Introducing Toffy, a mental health advocate who strongly believes in social justice. As part of the special projects team at Potato Productions, Toffy helps Potato Production companies tell their stories and plan their company strategy, among other things. But on her end, she also started her own initiative, MindTerra, which is centered around building mental strength resilience and empowering women.

Read on to find out more about her exciting journey and experiences.

1. Tell us a little about yourself!

I’m a social justice warrior, mental health advocate, semicolon enthusiast, metaphor lover, and polyglot who enjoys reading, doing yoga, and discovering new cafes. I’d consider myself a good listener and a curious person and I think most things are worth trying at least once.

2. What do you enjoy most about working at Potato Productions?

I’m grateful that my unique position enables me to interact across various Potato companies and create impact across sectors. I enjoy that each day is different and is an opportunity to continue to learn and grow.

3. What led you to this career of writing and content creation?

That’s an interesting question because I don’t consider myself to be pursuing a career of writing and content creation. I see myself helping companies align on where they want to go, craft a strategic path of how to get there, and share their story and impact along the way; sometimes writing and content creation is a way to do those things and working with words happens to be something I enjoy doing.

4. Are there any interesting projects which you are currently working on at the moment?

There are always interesting projects, and one I can highlight is Borderless360’s inclusive education initiative. The vision is to build an inclusive Waldorf school in Bangkok that will have affirmative action towards refugees. The opportunity to create much-needed change in the education landscape in Thailand is promising, and I’m a believer in meeting each child where they are.

Many at Potato also know that I also work on my own initiative, MindTerra, which is dedicated to helping people build their mental strength and resilience and also empowering women. MindTerra has gone through various pivots and iterations, and I’m appreciative that I can apply the skills and knowledge learned at Potato to continue to build and evolve MindTerra into a community that supports and unlimits each other. We also usually have a component of expressive writing and journaling in our work, since we’re advocates of writing as a tool to reflect and introspect.
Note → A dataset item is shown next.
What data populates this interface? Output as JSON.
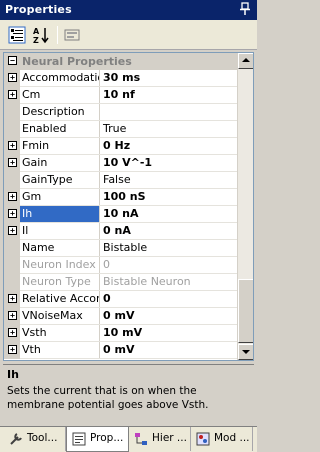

5. What is the most common misconception others have about writing?

Hmm. Perhaps that you have to be a “writer” to write. Like, what does being a writer even mean? If you write, you’re a writer.

And also that “writing is difficult”. I mean, everything is difficult - coding, marketing, designing, yoga, surfing, playing the piano, and the list goes on. Writing is only “difficult” because people are not willing to put in the time to improve at their craft, and like everything else, it’s going to remain difficult unless you come at it with an open mind, curiosity, and put in the work.

6. What are some important learning points you have gained throughout your career?

  • If there’s no space at the table, create your own table. Don’t pull up a chair and sit on the outside.
  • Stop saying sorry. (Ladies, I’m looking at you. Stop apologizing, you don’t need to.) Which brings me to -
  • “Men apply for jobs if they meet just 60% of the requirements, while women only apply if they meet 100% of them.” So the next time you’re feeling unsure and not confident, think to yourself “what would a white man do?” And then go do it.
  • It’s okay to say no. In fact, you should say no! It’s uncomfortable, scary, and all those other things, but here’s the thing: when you learn to say no to others, you get to say yes to yourself.
  • Money isn’t everything and your health and well-being are more important than that.

7. What advice do you have for individuals who want to start a career in writing professionally?

Read a lot. You become a better writer by reading. So, read!

8. Walk us through what a typical working day at Potato Productions looks like.

There really isn’t a typical day and it’s highly dependent on my current project workload. Usually it’s a smattering of meetings, and then individual work time on things like research, creating marketing materials, thinking critically about strategy, editing and yup - working with words.

9. If you could be a character in any movie, what character would it be?

Hmm. I’m not a huge movie person, but sloths are my spirit animal, so I’d be any sloth in a movie so I could sleep all day.

If you want to have a chat with Toffy to find out more about her experiences, click here!